The current Research Topic ”Gut Microbiome and Pharmacology” welcomes manuscripts that are focused on investigating the gut microbial involvement in drug efficacy or toxicity, as well as inter-individual variations in drug activity. Authors are encouraged to submit original articles, review article, and short communications associated with this special issue.

In particular, the topics of interest include, but are not limited to:

- Clinical or experimental studies on the role of gut microbiota in modulating drug activity
- Microbial roles in affecting drug activity relating to inter-individual variations
- Microbial contribution to pharmacological activity of active components from herbal medicine
- Microbiota-dependent drug effects
- Specific bacteria or bacterial consortium regulating drug activity
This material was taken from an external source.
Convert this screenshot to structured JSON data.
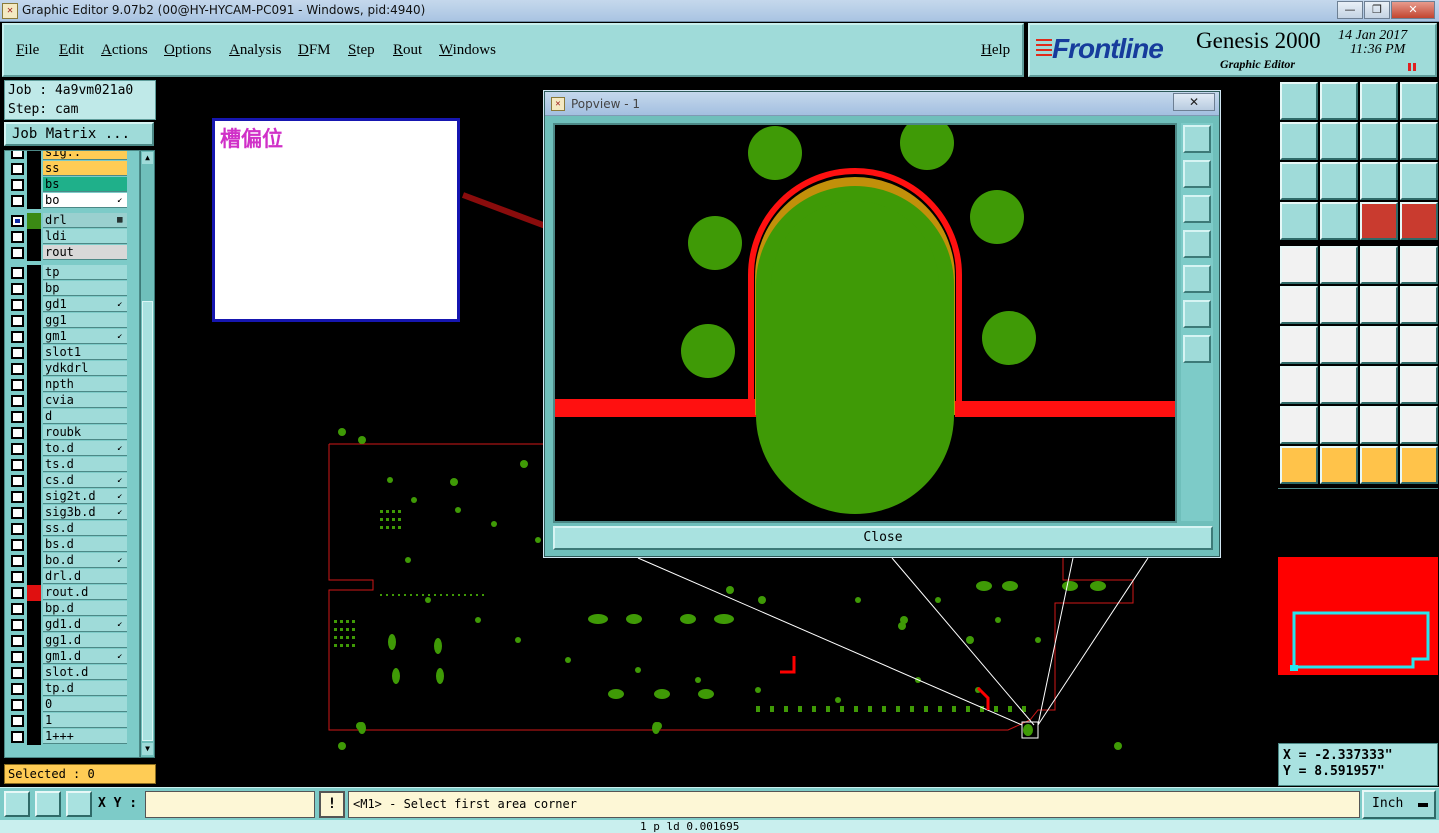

Keywords: Gut microbiota, drug efficacy, drug toxicity, drug metabolism, personalized medicine


Important Note: All contributions to this Research Topic must be within the scope of the section and journal to which they are submitted, as defined in their mission statements. Frontiers reserves the right to guide an out-of-scope manuscript to a more suitable section or journal at any stage of peer review.

About Frontiers Research Topics

With their unique mixes of varied contributions from Original Research to Review Articles, Research Topics unify the most influential researchers, the latest key findings and historical advances in a hot research area! Find out more on how to host your own Frontiers Research Topic or contribute to one as an author.

Topic Editors

Loading..

Submission Deadlines

20 October 2019 Abstract
17 February 2020 Manuscript

Participating Journals

Manuscripts can be submitted to this Research Topic via the following journals:

Loading..

Topic Editors

Loading..

Submission Deadlines

20 October 2019 Abstract
17 February 2020 Manuscript

Participating Journals

Manuscripts can be submitted to this Research Topic via the following journals:

Loading..
Loading..

total views article views article downloads topic views

}
 
Top countries
Top referring sites
Loading..

Comments

Loading..

Add a comment

Add comment
Back to top